* _The problem_
If a line in the listing below contains "variable", return that line.

● ● ● ● ● ● ●

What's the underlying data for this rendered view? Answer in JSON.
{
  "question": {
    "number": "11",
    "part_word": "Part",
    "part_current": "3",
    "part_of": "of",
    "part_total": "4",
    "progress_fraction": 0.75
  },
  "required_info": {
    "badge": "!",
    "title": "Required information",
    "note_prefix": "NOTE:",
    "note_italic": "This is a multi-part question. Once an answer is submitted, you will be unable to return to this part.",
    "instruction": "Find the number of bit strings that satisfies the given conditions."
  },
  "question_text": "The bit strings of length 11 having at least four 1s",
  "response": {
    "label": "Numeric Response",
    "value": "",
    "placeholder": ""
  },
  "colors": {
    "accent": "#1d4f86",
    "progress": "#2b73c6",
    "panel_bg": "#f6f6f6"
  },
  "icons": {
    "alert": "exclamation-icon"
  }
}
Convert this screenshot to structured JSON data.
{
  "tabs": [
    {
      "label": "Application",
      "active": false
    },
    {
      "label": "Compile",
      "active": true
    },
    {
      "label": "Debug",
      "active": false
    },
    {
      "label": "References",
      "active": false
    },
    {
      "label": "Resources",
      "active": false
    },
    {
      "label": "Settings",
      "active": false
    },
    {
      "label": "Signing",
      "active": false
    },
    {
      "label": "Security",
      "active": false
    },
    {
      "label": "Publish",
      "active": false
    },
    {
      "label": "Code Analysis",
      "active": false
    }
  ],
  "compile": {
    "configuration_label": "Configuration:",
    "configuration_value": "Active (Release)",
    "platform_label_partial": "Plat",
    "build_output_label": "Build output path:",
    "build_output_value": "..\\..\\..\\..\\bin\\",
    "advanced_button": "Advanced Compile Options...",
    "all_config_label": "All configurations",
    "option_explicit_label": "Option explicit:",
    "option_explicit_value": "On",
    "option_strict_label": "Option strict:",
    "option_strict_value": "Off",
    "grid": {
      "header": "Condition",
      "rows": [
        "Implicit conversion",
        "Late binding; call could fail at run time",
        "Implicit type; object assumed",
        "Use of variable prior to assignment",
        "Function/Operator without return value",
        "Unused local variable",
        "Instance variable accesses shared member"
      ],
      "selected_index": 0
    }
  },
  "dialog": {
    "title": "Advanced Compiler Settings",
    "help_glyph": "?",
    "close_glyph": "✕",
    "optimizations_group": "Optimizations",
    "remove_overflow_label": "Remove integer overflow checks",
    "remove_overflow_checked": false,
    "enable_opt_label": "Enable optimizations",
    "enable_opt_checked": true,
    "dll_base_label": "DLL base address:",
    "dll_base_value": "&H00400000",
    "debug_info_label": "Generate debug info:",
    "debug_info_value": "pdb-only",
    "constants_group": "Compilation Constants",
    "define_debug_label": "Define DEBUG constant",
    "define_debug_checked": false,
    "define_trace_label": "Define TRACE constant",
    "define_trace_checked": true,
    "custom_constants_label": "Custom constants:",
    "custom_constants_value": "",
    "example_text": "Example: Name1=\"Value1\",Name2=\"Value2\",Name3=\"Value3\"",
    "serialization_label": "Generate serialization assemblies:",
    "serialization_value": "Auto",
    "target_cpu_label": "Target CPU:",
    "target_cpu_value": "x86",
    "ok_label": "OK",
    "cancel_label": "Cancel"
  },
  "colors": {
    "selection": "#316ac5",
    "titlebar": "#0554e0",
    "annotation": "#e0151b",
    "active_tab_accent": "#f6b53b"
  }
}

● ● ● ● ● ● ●

* _Task response_
        "Use of variable prior to assignment",
        "Unused local variable",
        "Instance variable accesses shared member"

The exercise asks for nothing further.